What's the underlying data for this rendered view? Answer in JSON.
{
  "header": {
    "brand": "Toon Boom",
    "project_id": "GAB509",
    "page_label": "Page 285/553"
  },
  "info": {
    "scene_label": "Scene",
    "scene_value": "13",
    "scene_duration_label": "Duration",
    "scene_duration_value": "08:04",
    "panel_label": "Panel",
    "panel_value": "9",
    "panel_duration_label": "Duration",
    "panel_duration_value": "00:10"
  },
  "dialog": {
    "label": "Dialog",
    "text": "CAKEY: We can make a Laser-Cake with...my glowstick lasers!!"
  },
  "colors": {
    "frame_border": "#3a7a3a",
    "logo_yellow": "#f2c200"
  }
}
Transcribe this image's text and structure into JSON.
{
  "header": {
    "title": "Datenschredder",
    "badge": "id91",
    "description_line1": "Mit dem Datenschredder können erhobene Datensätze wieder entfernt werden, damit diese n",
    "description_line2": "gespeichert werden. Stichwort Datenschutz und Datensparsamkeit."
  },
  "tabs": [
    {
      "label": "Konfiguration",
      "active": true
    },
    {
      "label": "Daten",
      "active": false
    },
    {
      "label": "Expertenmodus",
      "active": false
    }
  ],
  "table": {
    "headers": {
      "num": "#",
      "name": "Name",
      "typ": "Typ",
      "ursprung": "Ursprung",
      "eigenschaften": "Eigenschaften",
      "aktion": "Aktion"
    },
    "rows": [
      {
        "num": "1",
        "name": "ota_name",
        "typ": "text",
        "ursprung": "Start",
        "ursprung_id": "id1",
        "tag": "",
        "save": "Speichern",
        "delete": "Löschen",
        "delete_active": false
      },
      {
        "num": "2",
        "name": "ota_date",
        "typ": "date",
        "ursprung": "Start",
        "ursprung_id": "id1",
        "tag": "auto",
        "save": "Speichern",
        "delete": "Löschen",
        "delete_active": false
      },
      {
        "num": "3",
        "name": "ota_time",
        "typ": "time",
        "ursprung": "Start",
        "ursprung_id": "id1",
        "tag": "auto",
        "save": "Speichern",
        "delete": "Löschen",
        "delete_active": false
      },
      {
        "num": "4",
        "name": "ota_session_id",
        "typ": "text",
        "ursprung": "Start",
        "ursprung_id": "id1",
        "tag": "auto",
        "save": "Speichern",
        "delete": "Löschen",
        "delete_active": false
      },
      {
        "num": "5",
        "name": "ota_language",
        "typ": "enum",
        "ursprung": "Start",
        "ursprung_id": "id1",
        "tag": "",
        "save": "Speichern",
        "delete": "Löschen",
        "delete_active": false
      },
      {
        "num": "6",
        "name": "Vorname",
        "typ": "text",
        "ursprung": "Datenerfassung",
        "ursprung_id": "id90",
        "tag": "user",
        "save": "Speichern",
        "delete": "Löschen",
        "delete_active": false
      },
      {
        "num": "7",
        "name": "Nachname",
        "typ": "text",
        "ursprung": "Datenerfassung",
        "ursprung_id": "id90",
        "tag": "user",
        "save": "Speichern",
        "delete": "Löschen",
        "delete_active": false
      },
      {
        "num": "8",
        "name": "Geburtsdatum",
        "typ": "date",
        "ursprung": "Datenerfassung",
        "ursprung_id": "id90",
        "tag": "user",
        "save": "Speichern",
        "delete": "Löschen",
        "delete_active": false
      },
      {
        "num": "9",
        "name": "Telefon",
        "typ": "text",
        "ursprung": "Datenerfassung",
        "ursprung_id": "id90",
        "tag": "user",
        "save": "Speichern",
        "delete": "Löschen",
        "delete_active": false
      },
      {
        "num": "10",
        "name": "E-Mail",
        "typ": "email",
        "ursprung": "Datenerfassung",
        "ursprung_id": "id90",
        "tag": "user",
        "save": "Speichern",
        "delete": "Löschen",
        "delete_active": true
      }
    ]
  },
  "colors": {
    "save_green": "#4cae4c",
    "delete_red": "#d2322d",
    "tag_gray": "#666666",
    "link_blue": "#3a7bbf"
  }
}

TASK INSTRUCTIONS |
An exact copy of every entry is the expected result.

EXPECTED ANSWER |
What's the underlying data for this rendered view? Answer in JSON.
{
  "header": {
    "brand": "Toon Boom",
    "project_id": "GAB509",
    "page_label": "Page 285/553"
  },
  "info": {
    "scene_label": "Scene",
    "scene_value": "13",
    "scene_duration_label": "Duration",
    "scene_duration_value": "08:04",
    "panel_label": "Panel",
    "panel_value": "9",
    "panel_duration_label": "Duration",
    "panel_duration_value": "00:10"
  },
  "dialog": {
    "label": "Dialog",
    "text": "CAKEY: We can make a Laser-Cake with...my glowstick lasers!!"
  },
  "colors": {
    "frame_border": "#3a7a3a",
    "logo_yellow": "#f2c200"
  }
}
Transcribe this image's text and structure into JSON.
{
  "header": {
    "title": "Datenschredder",
    "badge": "id91",
    "description_line1": "Mit dem Datenschredder können erhobene Datensätze wieder entfernt werden, damit diese n",
    "description_line2": "gespeichert werden. Stichwort Datenschutz und Datensparsamkeit."
  },
  "tabs": [
    {
      "label": "Konfiguration",
      "active": true
    },
    {
      "label": "Daten",
      "active": false
    },
    {
      "label": "Expertenmodus",
      "active": false
    }
  ],
  "table": {
    "headers": {
      "num": "#",
      "name": "Name",
      "typ": "Typ",
      "ursprung": "Ursprung",
      "eigenschaften": "Eigenschaften",
      "aktion": "Aktion"
    },
    "rows": [
      {
        "num": "1",
        "name": "ota_name",
        "typ": "text",
        "ursprung": "Start",
        "ursprung_id": "id1",
        "tag": "",
        "save": "Speichern",
        "delete": "Löschen",
        "delete_active": false
      },
      {
        "num": "2",
        "name": "ota_date",
        "typ": "date",
        "ursprung": "Start",
        "ursprung_id": "id1",
        "tag": "auto",
        "save": "Speichern",
        "delete": "Löschen",
        "delete_active": false
      },
      {
        "num": "3",
        "name": "ota_time",
        "typ": "time",
        "ursprung": "Start",
        "ursprung_id": "id1",
        "tag": "auto",
        "save": "Speichern",
        "delete": "Löschen",
        "delete_active": false
      },
      {
        "num": "4",
        "name": "ota_session_id",
        "typ": "text",
        "ursprung": "Start",
        "ursprung_id": "id1",
        "tag": "auto",
        "save": "Speichern",
        "delete": "Löschen",
        "delete_active": false
      },
      {
        "num": "5",
        "name": "ota_language",
        "typ": "enum",
        "ursprung": "Start",
        "ursprung_id": "id1",
        "tag": "",
        "save": "Speichern",
        "delete": "Löschen",
        "delete_active": false
      },
      {
        "num": "6",
        "name": "Vorname",
        "typ": "text",
        "ursprung": "Datenerfassung",
        "ursprung_id": "id90",
        "tag": "user",
        "save": "Speichern",
        "delete": "Löschen",
        "delete_active": false
      },
      {
        "num": "7",
        "name": "Nachname",
        "typ": "text",
        "ursprung": "Datenerfassung",
        "ursprung_id": "id90",
        "tag": "user",
        "save": "Speichern",
        "delete": "Löschen",
        "delete_active": false
      },
      {
        "num": "8",
        "name": "Geburtsdatum",
        "typ": "date",
        "ursprung": "Datenerfassung",
        "ursprung_id": "id90",
        "tag": "user",
        "save": "Speichern",
        "delete": "Löschen",
        "delete_active": false
      },
      {
        "num": "9",
        "name": "Telefon",
        "typ": "text",
        "ursprung": "Datenerfassung",
        "ursprung_id": "id90",
        "tag": "user",
        "save": "Speichern",
        "delete": "Löschen",
        "delete_active": false
      },
      {
        "num": "10",
        "name": "E-Mail",
        "typ": "email",
        "ursprung": "Datenerfassung",
        "ursprung_id": "id90",
        "tag": "user",
        "save": "Speichern",
        "delete": "Löschen",
        "delete_active": true
      }
    ]
  },
  "colors": {
    "save_green": "#4cae4c",
    "delete_red": "#d2322d",
    "tag_gray": "#666666",
    "link_blue": "#3a7bbf"
  }
}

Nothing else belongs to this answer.